Each of the two are closing in on career marks and could reach them Sunday against Detroit if they have the same kind of production they did Monday night against the New Orleans Saints, when Frerotte threw for 222 yards and Berrian had 110 yards receiving. The quarterback needs 174 yards passing to reach 20,000 yards for his career. The receiver needs a touchdown to break the 100-point barrier in his career.
The production with the two seems to increase every game since Frerotte was named the Vikings' starter three games into the season.
"We're just working our way to getting better, getting to know each other," Frerotte said. "I missed him on a deep ball, I missed him on a back shoulder. It's just those things we've got to get to know each other. Once he figures out how I like to throw things in certain situations, we're going to be much better. Much, much better."
Each of those misses that Frerotte referenced could have been touchdowns. If the ball had been thrown a bit further downfield or to the outside on the deep ball, Berrian might have had far more yardage. If the other pass Frerotte mentioned had been thrown further outside, cornerback Tracy Porter wouldn't have gotten his hand on the ball and Berrian would have had another touchdown instead of the team settling for a field goal at the end of the first half.
But the fact that those two miscues happened and Berrian still had his first 100-yard game in purple – the first for a Vikings receiver since the 2006 season – says the Vikings could be developing a deep passing threat once again. That didn't happen much in the first half of Monday night's game – Berrian had two catches for 28 yards and was thrown at in the end zone twice without success – and the Vikings would like to establish a deep passing game earlier if the defense allows.
"I would like to see them hit (earlier), provided that they are giving you the coverage that you are looking for," head coach Brad Childress said. "There were a couple of times where we were attacking one coverage and got another, but that's the chess match that goes on. I say it all the time, you would be upset if we threw it up into coverage and they did have deep coverage at that point in time. I think it is important that we as an offense stay ahead of the down-and-distance. Our first downs were not very good (Monday) and when you put yourself in obvious downs, you put yourself in passing downs, where everybody in the place knows you are going to pass it. That makes it a little bit tougher to operate."
By the end of the game, however, Berrian had accounted for nearly half of Frerotte's passing yardage, garnering six catches for 110 yards. It seems to be a case of growing production for Berrian.
In his first game as a Viking, after signing a six-year deal with $16 million in guarantees, Berrian had three catches for 38 yards. In his second game, he had no receptions. But since the Vikings inserted Frerotte as their starting quarterback, Berrian has 14 catches for 267 yards and a touchdown in the last three games.
Ironically, the touchdown was a case of one receiver running the wrong the route. Midway through the fourth quarter, the Vikings trailed 27-20 and Frerotte was looking deep on third-and-17 from the 34-yard line. He stood in the pocket and delivered the ball down the middle of the field for Aundrae Allison, but Berrian was also coming from the other side of the field. Either could have caught the ball, but the two collided and Berrian held onto the ball in the end zone while Porter walked away with a dislocated wrist that ended his season.

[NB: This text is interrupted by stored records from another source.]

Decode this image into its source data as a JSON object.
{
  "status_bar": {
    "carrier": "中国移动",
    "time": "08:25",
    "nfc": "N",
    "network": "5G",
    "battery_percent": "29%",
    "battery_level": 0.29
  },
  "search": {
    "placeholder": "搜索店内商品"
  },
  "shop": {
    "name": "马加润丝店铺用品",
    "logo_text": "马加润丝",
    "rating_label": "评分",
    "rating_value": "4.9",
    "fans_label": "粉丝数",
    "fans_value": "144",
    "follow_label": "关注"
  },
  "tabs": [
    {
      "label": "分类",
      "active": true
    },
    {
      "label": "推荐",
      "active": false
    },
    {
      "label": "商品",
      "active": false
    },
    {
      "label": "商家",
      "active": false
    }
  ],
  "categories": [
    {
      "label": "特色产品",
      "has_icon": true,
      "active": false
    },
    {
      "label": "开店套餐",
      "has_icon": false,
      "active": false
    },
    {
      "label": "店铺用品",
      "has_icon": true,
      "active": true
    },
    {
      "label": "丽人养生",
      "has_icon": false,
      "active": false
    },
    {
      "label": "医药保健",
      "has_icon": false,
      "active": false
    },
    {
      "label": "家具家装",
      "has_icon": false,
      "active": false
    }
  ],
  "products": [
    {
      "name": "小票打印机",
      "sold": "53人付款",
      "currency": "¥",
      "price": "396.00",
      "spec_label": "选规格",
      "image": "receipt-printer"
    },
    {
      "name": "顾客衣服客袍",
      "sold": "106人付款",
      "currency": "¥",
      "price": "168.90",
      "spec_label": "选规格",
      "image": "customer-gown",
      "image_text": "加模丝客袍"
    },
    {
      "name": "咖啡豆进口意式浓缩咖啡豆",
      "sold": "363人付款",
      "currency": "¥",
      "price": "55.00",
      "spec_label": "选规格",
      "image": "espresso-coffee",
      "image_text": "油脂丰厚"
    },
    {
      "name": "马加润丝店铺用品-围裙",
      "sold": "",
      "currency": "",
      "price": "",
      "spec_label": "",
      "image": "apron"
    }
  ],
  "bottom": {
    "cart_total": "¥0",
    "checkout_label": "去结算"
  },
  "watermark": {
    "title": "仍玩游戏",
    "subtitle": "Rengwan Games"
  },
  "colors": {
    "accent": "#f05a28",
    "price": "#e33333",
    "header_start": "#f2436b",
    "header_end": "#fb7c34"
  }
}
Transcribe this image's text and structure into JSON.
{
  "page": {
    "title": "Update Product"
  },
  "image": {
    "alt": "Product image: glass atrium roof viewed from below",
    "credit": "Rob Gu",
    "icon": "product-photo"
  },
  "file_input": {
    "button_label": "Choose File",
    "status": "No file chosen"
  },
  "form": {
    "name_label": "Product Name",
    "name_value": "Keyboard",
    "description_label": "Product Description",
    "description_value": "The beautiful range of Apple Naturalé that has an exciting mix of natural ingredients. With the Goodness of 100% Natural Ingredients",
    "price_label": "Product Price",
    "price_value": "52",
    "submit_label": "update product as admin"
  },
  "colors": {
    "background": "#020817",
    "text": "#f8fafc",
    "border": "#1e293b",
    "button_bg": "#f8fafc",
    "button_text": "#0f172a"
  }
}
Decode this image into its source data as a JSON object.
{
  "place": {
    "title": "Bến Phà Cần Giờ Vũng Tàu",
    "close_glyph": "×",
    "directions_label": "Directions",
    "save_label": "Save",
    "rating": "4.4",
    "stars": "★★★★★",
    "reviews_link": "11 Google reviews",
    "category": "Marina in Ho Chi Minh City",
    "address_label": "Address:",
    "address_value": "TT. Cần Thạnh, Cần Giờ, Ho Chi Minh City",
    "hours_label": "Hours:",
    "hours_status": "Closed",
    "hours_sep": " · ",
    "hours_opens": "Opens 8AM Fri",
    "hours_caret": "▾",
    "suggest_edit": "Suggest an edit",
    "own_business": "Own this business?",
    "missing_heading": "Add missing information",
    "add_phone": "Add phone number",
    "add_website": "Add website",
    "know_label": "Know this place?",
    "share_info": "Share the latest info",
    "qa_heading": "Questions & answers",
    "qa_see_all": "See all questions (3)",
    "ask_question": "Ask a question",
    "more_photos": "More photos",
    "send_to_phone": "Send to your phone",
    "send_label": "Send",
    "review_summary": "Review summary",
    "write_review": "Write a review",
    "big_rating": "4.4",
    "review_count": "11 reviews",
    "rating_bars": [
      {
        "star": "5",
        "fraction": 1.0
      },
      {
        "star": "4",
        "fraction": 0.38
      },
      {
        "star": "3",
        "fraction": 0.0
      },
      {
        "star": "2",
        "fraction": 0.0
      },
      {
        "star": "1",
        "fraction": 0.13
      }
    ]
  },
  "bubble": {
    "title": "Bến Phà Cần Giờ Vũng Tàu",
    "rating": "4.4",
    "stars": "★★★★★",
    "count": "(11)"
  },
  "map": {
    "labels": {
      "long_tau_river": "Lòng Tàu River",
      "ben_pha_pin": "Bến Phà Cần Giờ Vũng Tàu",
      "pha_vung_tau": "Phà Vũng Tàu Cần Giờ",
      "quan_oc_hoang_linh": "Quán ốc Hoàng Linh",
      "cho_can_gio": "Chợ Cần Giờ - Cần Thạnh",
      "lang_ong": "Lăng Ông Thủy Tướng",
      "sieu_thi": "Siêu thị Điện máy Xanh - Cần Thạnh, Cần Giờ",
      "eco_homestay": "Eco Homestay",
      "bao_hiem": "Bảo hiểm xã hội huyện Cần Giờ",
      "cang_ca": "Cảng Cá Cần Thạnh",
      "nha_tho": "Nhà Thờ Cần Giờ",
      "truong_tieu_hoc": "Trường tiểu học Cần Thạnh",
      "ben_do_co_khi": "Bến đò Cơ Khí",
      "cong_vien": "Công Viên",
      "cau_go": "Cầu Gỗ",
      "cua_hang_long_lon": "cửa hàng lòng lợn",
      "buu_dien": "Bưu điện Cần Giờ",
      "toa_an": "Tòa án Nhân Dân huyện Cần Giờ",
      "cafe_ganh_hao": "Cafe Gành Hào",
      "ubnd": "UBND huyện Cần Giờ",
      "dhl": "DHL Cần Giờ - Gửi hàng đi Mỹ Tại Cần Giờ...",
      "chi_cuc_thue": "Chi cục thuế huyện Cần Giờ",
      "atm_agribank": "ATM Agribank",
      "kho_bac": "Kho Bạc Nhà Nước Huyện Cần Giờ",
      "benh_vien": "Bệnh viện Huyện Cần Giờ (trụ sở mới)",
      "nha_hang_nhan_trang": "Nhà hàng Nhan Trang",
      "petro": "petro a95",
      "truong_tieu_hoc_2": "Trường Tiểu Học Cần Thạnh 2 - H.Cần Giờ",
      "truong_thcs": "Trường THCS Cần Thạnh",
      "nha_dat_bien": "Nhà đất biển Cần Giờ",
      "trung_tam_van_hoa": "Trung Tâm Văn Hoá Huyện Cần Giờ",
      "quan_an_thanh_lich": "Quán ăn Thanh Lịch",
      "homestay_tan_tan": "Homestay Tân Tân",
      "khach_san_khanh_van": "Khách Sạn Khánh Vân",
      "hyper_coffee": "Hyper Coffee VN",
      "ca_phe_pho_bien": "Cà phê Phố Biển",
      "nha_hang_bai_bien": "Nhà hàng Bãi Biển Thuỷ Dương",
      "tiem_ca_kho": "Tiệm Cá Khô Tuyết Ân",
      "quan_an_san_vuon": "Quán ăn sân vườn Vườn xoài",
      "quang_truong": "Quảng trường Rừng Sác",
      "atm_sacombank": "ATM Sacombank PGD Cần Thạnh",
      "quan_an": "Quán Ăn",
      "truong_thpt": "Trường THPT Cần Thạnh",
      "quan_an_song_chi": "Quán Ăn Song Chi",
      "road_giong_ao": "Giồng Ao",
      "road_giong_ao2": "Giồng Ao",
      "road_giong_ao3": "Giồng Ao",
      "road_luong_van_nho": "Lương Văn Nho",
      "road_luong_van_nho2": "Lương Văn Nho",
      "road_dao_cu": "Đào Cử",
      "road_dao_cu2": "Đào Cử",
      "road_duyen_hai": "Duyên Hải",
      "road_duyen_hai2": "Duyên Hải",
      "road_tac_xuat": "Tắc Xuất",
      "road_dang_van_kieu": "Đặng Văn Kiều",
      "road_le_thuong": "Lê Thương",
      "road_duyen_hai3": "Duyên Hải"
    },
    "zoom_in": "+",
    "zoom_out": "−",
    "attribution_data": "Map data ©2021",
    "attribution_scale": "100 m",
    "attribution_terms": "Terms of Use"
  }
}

"I really thought Aundrae was going to catch it because he was running the post and I thought it was going to land right in his lap. The guy hit me and I just saw Bernard catch it out of nowhere," Frerotte said without saying who was supposed to be in the middle of the field and who was supposed to be running a corner route. "I don't know. I just knew that we had a post running down the middle. I had to put some air on it."
"They both got the same message, suffice it to say," Childress said. "It was a really heads-up play by Gus. I'm not sure how he messaged it. It was down to about three seconds as he went from right to left, so obviously a mixed message."
That game-tying touchdown came just three plays after Frerotte left the game for one play after being hit in the head. He said he was "dizzy" with "some birds flying around in my head," but he wasn't going to stay out of the game long.
"Any time that something like that happens, they evaluate you on the sidelines. They won't let you come right back in, so I had to prove to them that I was able to go back in the game," said Frerotte, who was accused of sneaking back into the game after one play. "They were trying to tackle me and not let me go back out, but I wasn't having any of that."
By that point, Frerotte had taken his share of hits, but he was only sacked one time and completed numerous passes while taking hits.
"I always say that the quarterback is a lot tougher than you give him credit for. Everybody wants to think that that's a prima donna-type guy, but those guys have to be mentally and physically tough to stand there in the face of what amounts to a big hit or a rush where they know that they're going to get hit just to be able to make a play."
A growing number of times, those are going for big plays to Berrian.
"No emotions really. I probably don't know anybody left from when I was there back in the old dome days. Just another game that we have to prepare for," he said.